Russia’s central bank opened its first overseas office in Beijing last month, coming one step closer to replacing the U.S. dollar as the world’s reserve currency.
The South China Morning Post reported the new office was part of agreements made between the two countries “to seek stronger economic ties.”
“The opening of a Beijing representative office by the Central Bank of Russia was a “very timely” move to aid specific cooperation, including bond issuance, anti-money laundering and anti-terrorism measures between China and Russia,” Dmitry Skobelkin, deputy governor of the Central Bank of Russia said.

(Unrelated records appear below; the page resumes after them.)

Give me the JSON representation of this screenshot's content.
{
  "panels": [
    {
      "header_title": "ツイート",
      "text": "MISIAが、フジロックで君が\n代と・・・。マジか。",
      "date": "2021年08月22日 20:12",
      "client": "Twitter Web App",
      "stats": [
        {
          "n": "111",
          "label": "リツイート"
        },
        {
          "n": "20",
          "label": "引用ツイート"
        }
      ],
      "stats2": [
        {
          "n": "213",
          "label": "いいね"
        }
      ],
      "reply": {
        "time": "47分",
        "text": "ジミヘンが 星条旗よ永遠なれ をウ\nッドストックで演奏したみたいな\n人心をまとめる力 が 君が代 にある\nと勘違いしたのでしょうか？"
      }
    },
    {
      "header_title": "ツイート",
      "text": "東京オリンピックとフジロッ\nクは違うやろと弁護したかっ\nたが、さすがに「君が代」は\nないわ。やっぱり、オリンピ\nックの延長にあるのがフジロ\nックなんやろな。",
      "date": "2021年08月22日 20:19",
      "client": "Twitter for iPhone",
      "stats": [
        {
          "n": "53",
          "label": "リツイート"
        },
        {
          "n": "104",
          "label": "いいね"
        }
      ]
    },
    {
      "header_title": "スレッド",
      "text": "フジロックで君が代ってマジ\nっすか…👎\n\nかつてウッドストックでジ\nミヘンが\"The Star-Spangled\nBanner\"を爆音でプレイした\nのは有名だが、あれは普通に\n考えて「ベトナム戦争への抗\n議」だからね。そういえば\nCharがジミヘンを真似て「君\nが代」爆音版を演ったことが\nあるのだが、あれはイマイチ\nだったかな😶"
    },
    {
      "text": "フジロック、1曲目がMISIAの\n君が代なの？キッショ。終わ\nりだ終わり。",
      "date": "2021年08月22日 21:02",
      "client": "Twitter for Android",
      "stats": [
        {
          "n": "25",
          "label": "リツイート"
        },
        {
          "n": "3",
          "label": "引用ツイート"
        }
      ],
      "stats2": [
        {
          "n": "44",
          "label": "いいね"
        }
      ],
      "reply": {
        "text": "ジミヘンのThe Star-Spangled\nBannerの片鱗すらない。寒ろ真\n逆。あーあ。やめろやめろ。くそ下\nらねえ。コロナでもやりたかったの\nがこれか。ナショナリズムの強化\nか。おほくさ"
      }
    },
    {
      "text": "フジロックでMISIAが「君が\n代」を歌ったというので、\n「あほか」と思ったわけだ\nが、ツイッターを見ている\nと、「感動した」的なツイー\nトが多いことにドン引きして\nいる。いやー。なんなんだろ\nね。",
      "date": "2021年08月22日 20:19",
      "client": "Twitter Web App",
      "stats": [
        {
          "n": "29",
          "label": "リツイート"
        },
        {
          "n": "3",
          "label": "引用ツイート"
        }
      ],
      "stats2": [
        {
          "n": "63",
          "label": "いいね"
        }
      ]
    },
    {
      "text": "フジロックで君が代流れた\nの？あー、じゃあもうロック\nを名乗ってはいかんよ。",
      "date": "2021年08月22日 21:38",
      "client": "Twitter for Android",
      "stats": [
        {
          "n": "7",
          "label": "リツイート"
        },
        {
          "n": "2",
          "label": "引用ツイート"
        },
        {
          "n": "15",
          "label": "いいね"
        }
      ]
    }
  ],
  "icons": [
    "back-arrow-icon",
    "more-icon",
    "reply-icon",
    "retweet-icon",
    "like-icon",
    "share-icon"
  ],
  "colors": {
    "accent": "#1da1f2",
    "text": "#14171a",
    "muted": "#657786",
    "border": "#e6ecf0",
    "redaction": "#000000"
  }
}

Financial regulators from both countries agreed last May to issue home-currency-denominated bonds in each other’s respective markets, a move that is seen as the beginning of the dethroning of the U.S. dollar, as both countries have stated they would implement a replacement for years.
China opened up its gold market in 2016, an entirely separate system than the COMEX gold futures market in New York and the Over-the-Counter (OTC) trades cleared through the London Bullion Market. China and Russia have both been working to undermine the West and the U.S. dollar since China called for a new world reserve currency in 2009.
A Wikileaks cable titled “China increases its gold reserves in order to kill two birds with one stone” shows that China was already shifting some of its massive foreign holdings into gold and away from the U.S. dollar in 2009. China again began stockpiling gold in 2013, when they bought JPMorgan’s building that previously housed its gold.
The IMF and United Nations have even expressed agreement that it’s time to replace the U.S. dollar as the world reserve currency with what’s known as SDRs or special drawing rights. Then the Asian Infrastructure Investment Bank (AIIB) was planned between 2010-2012, and was fully operational by 2016.
“China has been pushing for the SDR to become more widely used for some time, as a way to challenge the dominance of the dollar without pushing the renminbi as a direct competitor,” Julian Evans-Pritchard, a China economist at Capital Economics in Singapore, told Reuters.
In 2014, Russian and Chinese central banks agreed on a draft currency swap agreement, which allowed them to increase trade in domestic currencies and cut the dependence on the U.S. dollar in bilateral payments made between the two countries. That same year, China’s Foreign Exchange Trade System extended the yuan’s swaps trading to 11 currencies on the interbank foreign-exchange market, Bloomberg reported.
Russia and China furthered the dollar’s divide in 2015, by setting up an alternative to the EU-based global currency messaging and interchange service or SWIFT called CIPS or (China International Payment System.) China then approved the usage of the Russian ruble over the U.S. dollar for its border city Suifenhe City, Heilongjiang Province in a pilot program. Later the same year, the two countries opened up an e-commerce platform called incubator in that same province.
Following years of work, on October 1st, 2016, the Yuan joined the IMF’s SDR currency basket. The IMF did an analysis and concluded that financial instruments denominated in SDR would lower volatility and risk compared to holding assets in individual currencies, as well as save costs. “M-SDRs could, therefore, be attractive to investors and issuers by offering a prepackaged diversification option,” the IMF wrote.
For years now, Russia and China have begun buying gold in massive amounts and dumping U.S. Treasury bonds at an accelerating rate.
Finally there is the BRICS alliance formed of Brazil, Russia, India, China and South Africa – to bypass and overtake the U.S. dollar as the world’s reserve currency.
The current geopolitical tensions between the U.S. deep state and Russia make a lot more sense when you understand Putin is making moves against the globalist golden goose – the U.S. dollar.